Mbete, who is also the national chairperson of the ANC, says she intends making it an annual networking event, adding that she hosted the first Speaker's Ball the night before last year's Sona.

The main opposition party walked out of parliament, led by official opposition leader Mmusi Maimane.

There were reports that police used stun grenades to disperse opposing factions.

Zuma has been the focus of corruption and cronyism allegations in recent times and he was shouted down by members of the EFF when he tried to give his speech to the South African parliament.

"This announcement is deeply concerning", the DA said in a statement yesterday.

Defence Minister Nosiviwe Mapisa-Nqakula told reporters that soldiers were on standby but had not been deployed on the streets.

"It makes the decision on who the next leader of the ANC is so critical and some of the politics that we saw in the parliament today is playing into that kind of narrative".

The scope of the security lockdown was unprecedented since the end of apartheid more than two decades ago. "In politics there's a saying that your opposition sits in front of you and your enemies sit behind you, so he knows its no longer a friendly environment", Steenhuisen said.

Zuma's speeches have been disrupted before.
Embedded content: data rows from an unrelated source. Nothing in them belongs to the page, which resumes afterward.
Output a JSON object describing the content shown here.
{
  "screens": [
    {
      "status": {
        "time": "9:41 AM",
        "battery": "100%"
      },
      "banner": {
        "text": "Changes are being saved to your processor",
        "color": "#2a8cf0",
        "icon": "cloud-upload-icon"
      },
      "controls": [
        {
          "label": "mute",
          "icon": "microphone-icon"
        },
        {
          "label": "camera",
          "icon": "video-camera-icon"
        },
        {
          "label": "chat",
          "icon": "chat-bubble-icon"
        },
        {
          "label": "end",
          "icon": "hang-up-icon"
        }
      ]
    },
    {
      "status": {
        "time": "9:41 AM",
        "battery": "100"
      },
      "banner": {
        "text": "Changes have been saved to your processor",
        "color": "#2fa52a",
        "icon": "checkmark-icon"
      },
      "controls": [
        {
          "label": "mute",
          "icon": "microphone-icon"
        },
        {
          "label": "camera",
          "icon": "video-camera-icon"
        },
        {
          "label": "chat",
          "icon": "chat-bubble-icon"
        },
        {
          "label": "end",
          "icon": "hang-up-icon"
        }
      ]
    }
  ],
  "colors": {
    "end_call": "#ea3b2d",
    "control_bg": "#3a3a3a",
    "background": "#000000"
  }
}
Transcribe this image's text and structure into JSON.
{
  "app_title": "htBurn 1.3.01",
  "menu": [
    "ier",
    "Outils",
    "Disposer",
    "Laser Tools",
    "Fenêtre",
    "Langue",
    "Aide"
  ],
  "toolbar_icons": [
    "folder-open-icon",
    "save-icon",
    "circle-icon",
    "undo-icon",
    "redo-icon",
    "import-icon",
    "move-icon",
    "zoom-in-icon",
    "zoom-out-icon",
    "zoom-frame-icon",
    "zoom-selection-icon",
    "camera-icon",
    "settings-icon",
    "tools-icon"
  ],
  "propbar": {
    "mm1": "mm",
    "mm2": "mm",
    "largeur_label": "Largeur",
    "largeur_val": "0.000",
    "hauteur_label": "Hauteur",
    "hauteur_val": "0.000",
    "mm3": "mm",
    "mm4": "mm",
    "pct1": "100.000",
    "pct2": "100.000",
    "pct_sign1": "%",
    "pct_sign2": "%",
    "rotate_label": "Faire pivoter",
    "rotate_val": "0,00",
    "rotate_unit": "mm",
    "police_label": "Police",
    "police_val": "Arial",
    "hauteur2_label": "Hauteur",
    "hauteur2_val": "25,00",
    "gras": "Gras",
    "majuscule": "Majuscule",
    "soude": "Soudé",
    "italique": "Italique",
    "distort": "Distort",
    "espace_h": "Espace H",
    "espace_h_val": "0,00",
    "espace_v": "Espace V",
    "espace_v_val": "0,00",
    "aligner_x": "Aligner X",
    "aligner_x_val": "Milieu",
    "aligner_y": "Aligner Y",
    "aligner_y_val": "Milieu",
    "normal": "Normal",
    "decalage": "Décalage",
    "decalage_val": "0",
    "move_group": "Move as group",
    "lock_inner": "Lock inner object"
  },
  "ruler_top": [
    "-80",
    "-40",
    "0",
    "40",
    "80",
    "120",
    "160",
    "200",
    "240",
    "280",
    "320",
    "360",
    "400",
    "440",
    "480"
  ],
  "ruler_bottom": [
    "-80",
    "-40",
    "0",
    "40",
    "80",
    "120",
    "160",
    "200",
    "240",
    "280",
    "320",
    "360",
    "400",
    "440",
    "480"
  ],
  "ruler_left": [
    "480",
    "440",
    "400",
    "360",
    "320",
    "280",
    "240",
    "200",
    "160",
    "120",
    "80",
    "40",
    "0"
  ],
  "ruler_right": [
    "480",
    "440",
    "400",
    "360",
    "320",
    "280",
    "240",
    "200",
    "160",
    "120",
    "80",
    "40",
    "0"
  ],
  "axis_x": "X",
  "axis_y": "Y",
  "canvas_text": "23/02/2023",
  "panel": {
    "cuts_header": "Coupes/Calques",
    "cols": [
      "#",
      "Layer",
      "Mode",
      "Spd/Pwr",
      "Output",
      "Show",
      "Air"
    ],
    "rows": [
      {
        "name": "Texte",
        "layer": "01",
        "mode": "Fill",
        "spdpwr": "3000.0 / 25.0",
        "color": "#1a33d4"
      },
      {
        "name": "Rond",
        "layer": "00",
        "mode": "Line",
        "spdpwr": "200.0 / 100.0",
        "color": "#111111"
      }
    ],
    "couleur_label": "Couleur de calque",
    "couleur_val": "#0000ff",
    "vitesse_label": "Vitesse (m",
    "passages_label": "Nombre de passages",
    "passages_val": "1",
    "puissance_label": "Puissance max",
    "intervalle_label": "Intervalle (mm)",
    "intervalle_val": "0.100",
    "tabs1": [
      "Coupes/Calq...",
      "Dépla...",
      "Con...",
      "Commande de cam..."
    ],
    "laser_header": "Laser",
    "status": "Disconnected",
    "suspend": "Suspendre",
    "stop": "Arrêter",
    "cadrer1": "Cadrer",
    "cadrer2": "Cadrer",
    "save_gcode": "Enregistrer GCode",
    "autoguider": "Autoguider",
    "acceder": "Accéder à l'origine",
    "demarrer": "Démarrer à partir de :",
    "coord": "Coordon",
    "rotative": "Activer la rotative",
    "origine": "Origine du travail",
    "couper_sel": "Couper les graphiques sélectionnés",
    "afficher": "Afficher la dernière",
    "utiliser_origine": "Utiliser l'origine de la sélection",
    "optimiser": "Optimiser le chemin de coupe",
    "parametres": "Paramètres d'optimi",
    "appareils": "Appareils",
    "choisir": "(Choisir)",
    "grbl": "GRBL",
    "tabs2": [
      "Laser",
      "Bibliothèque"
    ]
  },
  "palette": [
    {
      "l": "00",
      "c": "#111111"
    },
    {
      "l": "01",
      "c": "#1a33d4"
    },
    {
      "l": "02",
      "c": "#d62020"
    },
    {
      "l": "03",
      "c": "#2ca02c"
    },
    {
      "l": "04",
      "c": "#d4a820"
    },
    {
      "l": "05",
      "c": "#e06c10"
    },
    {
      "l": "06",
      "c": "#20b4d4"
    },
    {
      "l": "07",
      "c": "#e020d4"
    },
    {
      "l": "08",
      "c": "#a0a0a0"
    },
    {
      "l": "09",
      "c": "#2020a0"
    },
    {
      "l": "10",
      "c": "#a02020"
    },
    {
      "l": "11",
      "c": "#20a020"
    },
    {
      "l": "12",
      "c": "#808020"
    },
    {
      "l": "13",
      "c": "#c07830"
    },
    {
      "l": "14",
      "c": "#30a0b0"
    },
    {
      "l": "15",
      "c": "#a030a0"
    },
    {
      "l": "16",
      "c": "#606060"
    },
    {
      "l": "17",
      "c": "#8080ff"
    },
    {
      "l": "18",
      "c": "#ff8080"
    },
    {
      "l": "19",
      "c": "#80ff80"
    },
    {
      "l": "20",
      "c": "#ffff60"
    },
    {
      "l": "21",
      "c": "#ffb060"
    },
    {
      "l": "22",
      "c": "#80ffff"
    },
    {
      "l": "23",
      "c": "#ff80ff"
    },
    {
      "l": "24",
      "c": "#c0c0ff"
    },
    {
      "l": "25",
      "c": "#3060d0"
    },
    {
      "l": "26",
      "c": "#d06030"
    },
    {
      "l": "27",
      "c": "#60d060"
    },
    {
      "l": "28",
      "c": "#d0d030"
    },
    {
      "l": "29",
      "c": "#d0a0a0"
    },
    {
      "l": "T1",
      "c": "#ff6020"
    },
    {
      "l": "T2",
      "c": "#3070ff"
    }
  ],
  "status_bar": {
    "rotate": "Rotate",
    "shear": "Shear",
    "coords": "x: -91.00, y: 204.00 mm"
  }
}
Opposition MPs from the radical Economic Freedom Fighters' party (EFF) scuffled with security and other lawmakers live on national TV.

Silke said investors would remain cautious as they awaited details of the economic transformation Zuma evoked. Inflation hit 6.8 per cent in December and unemployment has risen to a 13-year high of 27 per cent.